I was recently sent a copy of a new book purporting to be a short work on aphrodisiacs by the famed philosopher-scientist Naṣīr al-dīn al-Ṭūsī (d. 1274). Many thanks to the publisher for bringing this to my attention. The editor and translator Daniel Newman is an Arabist known for his translations and professor at Durham University. The book, while aimed at a somewhat semi-popular audience - signalled by its publication by al-Saqi, contains an short and useful introduction on Arabic erotic literature, on the purported author, as well as an edition of the Arabic based on three manuscripts and an annotated translation of the English. The contemporary interest in sexualities in the Middle East is clearly the impetus for this work as the preface makes clear. The translated text is relatively short - only 40 odd pages out of the book of about 210 pages. The same text was in fact edited and translated into German for a PhD at Erlangen in 1974 - the editor there also attributed the text to Ṭūsī without any discussion (as I have been told since I have not consulted it myself). The orientalising framing is a problem - why Arab aphrodisiacs in the Middle Ages?
The edition is based on three manuscripts: Berlin Staatsbibliothek 6383 dated 1208/1793 used as a base in the German edition and as the base here as well, Glasgow University Hunter 144.4 in a medical majmūʿa undated and as the editor suggests probably based on the Berlin one (which seems to have been the assessment of the German editor as well), and Cairo Dār al-kutub Ṭibb 582 dated 1224/1809 which is incomplete. The editor says there is also an Istanbul Şehit Ali Paşa 2068 which he did not consult.
But a number of issues suggest that the attribution to Ṭūsī is questionable - and it is clear that the editor does not know much about him, even if his brief excursus on his life is broadly defensible (I am not familiar with him being described as al-muʿallim al-thālith though it is possible someone might have).
1) All three manuscripts are late - around 1800 - and at least two of them have a number of phrases, as the editor admits, in Egyptian Arabic. The Cairo manuscript has a heading attributing it to Ṭūsī.
2) The proemium states that the author is writing/transmitting a book or set of concoctions put together by Abū-l-Barakāt Khwāja Nāṣir al-dīn Ṭūsī for the 'sulṭān Qāzān' or 'sulṭān Ghāzān'. The editor reads this as 'caliph of Qāzān' whom he identifies as Ābāqā Khān (1234-1282). However, it certainly reads as if it says Ghāzān Khān (1271-1304) who was Ābāqā's grandson and as a child of three at Ṭūsī's death could not have been the sulṭān to request such a book.
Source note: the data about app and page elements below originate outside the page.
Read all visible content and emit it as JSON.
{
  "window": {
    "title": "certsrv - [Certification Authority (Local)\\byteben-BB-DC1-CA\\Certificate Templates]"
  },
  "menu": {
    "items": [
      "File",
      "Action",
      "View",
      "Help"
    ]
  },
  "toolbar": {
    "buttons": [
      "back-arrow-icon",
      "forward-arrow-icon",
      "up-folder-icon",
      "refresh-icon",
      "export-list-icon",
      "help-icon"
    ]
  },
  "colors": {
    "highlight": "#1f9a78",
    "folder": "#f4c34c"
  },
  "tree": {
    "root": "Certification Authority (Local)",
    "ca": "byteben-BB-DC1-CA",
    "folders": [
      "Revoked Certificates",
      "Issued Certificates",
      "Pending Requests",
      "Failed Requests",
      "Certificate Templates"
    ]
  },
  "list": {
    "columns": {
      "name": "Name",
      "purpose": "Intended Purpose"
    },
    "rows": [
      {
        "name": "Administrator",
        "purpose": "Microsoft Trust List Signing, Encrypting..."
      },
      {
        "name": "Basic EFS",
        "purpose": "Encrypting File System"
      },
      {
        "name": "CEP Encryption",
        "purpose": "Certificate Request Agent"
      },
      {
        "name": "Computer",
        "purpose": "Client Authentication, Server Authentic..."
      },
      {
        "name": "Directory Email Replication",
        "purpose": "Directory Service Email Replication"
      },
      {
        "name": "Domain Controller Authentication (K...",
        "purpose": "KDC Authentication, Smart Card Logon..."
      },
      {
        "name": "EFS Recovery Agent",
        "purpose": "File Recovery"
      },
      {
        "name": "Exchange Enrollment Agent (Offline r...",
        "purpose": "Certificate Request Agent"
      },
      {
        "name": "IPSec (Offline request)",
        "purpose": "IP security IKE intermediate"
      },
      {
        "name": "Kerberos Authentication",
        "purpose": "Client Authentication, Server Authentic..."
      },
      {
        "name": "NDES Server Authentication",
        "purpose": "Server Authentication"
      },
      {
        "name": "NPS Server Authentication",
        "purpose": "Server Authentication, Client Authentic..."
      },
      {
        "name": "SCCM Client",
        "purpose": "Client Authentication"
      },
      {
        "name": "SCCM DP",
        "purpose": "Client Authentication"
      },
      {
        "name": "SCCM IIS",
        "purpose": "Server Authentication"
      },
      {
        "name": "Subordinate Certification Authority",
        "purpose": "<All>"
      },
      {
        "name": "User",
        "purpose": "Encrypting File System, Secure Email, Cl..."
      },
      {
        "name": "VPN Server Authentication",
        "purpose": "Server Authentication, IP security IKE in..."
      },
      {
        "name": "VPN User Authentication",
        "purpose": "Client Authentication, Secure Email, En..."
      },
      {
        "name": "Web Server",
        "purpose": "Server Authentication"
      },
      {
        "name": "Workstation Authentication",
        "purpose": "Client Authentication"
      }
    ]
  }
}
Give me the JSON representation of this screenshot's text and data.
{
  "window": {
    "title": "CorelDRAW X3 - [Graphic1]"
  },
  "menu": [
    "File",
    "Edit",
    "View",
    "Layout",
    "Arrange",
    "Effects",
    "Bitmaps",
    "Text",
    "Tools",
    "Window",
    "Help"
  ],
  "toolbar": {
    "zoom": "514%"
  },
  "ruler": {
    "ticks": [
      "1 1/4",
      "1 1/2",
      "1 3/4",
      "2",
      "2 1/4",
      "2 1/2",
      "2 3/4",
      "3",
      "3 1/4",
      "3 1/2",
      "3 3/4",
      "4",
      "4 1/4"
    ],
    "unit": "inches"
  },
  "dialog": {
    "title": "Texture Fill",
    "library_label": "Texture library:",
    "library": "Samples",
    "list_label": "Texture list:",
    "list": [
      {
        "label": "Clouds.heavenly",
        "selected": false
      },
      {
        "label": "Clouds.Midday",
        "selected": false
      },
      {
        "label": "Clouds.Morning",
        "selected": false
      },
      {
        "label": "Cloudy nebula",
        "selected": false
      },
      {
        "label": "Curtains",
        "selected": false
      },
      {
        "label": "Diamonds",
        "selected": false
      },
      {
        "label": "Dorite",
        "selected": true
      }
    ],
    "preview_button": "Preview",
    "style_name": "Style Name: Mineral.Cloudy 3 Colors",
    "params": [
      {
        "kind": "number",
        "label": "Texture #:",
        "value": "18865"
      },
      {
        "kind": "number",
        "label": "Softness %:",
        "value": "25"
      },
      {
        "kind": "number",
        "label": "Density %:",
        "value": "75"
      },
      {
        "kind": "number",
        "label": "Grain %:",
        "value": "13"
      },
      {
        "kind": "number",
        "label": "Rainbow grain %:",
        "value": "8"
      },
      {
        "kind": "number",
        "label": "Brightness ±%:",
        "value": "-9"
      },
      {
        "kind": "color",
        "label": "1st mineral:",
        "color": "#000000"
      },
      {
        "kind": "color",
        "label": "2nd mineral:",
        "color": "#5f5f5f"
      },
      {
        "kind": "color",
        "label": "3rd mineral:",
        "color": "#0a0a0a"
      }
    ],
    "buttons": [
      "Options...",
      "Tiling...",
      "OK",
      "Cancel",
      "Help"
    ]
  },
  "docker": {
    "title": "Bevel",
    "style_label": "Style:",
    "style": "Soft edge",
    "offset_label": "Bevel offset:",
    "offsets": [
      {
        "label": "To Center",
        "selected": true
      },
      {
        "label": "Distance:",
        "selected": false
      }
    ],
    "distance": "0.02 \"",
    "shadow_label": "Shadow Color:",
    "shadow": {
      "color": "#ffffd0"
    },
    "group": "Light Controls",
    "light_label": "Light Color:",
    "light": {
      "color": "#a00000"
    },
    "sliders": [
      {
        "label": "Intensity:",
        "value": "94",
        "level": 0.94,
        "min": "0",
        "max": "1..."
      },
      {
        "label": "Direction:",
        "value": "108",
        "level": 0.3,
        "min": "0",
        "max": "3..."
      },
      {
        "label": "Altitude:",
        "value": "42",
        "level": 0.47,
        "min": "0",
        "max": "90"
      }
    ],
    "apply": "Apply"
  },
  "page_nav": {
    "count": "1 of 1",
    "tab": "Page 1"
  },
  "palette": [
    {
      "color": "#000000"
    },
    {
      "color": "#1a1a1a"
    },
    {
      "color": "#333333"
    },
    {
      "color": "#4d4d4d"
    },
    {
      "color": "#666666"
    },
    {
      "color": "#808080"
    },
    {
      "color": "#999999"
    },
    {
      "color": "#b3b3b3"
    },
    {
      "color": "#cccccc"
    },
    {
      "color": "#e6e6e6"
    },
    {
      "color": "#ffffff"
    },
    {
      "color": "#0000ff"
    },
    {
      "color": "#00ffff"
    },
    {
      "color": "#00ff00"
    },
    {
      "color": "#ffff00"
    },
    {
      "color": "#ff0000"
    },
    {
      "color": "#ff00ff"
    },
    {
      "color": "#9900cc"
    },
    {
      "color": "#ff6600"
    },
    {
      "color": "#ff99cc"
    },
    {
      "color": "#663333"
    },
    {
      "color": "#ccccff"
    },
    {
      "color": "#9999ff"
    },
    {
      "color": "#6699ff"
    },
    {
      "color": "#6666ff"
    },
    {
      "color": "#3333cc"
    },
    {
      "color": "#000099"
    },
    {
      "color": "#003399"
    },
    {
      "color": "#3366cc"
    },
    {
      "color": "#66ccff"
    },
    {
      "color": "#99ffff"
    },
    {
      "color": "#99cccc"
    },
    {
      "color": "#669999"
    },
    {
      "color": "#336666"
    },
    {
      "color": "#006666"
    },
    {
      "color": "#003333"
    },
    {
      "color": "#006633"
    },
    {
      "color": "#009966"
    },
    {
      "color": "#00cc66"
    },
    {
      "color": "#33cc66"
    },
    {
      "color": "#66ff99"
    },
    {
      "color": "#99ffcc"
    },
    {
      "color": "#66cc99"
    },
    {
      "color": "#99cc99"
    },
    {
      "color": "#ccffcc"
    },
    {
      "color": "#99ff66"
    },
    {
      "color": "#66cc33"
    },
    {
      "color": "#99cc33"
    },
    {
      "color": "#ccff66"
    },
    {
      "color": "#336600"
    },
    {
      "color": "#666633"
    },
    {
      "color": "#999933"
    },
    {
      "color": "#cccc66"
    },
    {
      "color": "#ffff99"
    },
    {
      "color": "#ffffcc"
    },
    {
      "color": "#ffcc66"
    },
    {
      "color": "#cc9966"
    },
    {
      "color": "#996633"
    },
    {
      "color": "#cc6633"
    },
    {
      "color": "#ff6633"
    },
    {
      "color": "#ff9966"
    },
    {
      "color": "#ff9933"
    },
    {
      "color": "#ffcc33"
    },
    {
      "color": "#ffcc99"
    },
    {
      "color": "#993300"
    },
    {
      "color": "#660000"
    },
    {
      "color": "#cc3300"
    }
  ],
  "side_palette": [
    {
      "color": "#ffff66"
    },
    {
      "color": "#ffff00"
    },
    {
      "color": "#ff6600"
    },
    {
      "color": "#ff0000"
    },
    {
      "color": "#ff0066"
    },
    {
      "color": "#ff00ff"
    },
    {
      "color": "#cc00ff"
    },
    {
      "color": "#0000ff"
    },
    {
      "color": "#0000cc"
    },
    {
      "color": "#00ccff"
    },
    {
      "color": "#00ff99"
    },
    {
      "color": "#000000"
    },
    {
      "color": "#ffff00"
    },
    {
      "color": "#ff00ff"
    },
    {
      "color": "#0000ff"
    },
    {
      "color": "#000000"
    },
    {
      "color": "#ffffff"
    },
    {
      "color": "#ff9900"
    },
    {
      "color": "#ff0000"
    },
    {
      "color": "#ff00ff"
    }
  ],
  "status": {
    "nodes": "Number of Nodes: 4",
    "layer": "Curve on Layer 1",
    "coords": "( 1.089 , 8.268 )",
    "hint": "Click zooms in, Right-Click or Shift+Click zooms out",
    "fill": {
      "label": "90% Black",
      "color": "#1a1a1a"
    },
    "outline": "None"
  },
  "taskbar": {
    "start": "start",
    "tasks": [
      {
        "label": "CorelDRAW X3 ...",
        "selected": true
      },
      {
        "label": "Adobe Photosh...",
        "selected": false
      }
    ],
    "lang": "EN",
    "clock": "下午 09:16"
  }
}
I am also not familiar with this form of Ṭūsī's name and laqab being given in texts.
3) The editor ponders why Ṭūsī would be asked to write a book for an ailing child of the Khān which is actually on aphrodisiacs. It is possible that such a book on medicine was commissioned - but how did it end up being only about aphrodisiacs? Surely there is a problem here.
4) The author of the text does not seem to be Shiʿi - neither the formulation of salutations on the Prophet nor on ʿAlī later in the text match the Shiʿi form. This may just be due to the copyist. But Sunni copyists do not tend to change the form.
The text is designed as a self-help work - the introduction makes clear that these are tried and tested - arranged in 18 chapters.
Now writing on medicine and sexology was fairly common and even part of the circle of Ṭūsī. It is quite possible that this book may be based on some element of oral teaching. If it were a significant work, then surely there would be an earlier manuscript tradition. It seems more likely to me that the text fits a late 18th century interest in such matters, and due to the fame of Ṭūsī as philosopher and scientist was attributed to him to lend an air of authority. And as such tells us more about the social and intellectual (and even sexual interests) of people in Egypt around 1800, and concomitantly how they received and understood the status of Ṭūsī.